[EXTRACTED ENTRIES Boundary: Start]

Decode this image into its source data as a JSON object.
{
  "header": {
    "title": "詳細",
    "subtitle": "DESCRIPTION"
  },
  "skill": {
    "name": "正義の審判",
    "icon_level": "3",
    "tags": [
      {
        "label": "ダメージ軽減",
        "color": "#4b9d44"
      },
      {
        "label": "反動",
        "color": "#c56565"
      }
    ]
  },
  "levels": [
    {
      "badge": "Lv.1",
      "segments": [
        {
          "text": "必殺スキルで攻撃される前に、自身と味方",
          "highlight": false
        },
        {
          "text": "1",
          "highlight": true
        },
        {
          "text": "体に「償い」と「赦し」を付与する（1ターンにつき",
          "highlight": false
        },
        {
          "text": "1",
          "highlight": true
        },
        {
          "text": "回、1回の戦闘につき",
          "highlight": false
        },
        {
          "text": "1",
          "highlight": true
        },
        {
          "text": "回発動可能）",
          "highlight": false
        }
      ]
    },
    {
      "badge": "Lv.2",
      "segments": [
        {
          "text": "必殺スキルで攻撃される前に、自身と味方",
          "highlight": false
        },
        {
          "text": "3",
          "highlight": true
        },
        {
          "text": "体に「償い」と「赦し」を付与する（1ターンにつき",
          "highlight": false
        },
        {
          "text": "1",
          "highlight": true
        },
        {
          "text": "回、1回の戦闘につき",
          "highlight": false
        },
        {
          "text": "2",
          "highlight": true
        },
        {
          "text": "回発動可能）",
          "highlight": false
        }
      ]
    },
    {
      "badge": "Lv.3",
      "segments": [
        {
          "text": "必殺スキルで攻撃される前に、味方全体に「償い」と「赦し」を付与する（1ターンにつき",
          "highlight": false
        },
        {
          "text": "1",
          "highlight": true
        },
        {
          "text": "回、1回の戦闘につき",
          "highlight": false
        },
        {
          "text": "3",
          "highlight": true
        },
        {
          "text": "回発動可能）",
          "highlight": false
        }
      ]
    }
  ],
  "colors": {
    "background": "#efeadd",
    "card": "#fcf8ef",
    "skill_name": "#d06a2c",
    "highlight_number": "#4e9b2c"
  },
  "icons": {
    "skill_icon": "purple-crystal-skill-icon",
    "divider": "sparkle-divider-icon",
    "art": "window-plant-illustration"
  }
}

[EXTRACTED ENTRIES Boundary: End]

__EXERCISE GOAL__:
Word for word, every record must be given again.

__SOLUTION TO THIS PROBLEM__:
Decode this image into its source data as a JSON object.
{
  "header": {
    "title": "詳細",
    "subtitle": "DESCRIPTION"
  },
  "skill": {
    "name": "正義の審判",
    "icon_level": "3",
    "tags": [
      {
        "label": "ダメージ軽減",
        "color": "#4b9d44"
      },
      {
        "label": "反動",
        "color": "#c56565"
      }
    ]
  },
  "levels": [
    {
      "badge": "Lv.1",
      "segments": [
        {
          "text": "必殺スキルで攻撃される前に、自身と味方",
          "highlight": false
        },
        {
          "text": "1",
          "highlight": true
        },
        {
          "text": "体に「償い」と「赦し」を付与する（1ターンにつき",
          "highlight": false
        },
        {
          "text": "1",
          "highlight": true
        },
        {
          "text": "回、1回の戦闘につき",
          "highlight": false
        },
        {
          "text": "1",
          "highlight": true
        },
        {
          "text": "回発動可能）",
          "highlight": false
        }
      ]
    },
    {
      "badge": "Lv.2",
      "segments": [
        {
          "text": "必殺スキルで攻撃される前に、自身と味方",
          "highlight": false
        },
        {
          "text": "3",
          "highlight": true
        },
        {
          "text": "体に「償い」と「赦し」を付与する（1ターンにつき",
          "highlight": false
        },
        {
          "text": "1",
          "highlight": true
        },
        {
          "text": "回、1回の戦闘につき",
          "highlight": false
        },
        {
          "text": "2",
          "highlight": true
        },
        {
          "text": "回発動可能）",
          "highlight": false
        }
      ]
    },
    {
      "badge": "Lv.3",
      "segments": [
        {
          "text": "必殺スキルで攻撃される前に、味方全体に「償い」と「赦し」を付与する（1ターンにつき",
          "highlight": false
        },
        {
          "text": "1",
          "highlight": true
        },
        {
          "text": "回、1回の戦闘につき",
          "highlight": false
        },
        {
          "text": "3",
          "highlight": true
        },
        {
          "text": "回発動可能）",
          "highlight": false
        }
      ]
    }
  ],
  "colors": {
    "background": "#efeadd",
    "card": "#fcf8ef",
    "skill_name": "#d06a2c",
    "highlight_number": "#4e9b2c"
  },
  "icons": {
    "skill_icon": "purple-crystal-skill-icon",
    "divider": "sparkle-divider-icon",
    "art": "window-plant-illustration"
  }
}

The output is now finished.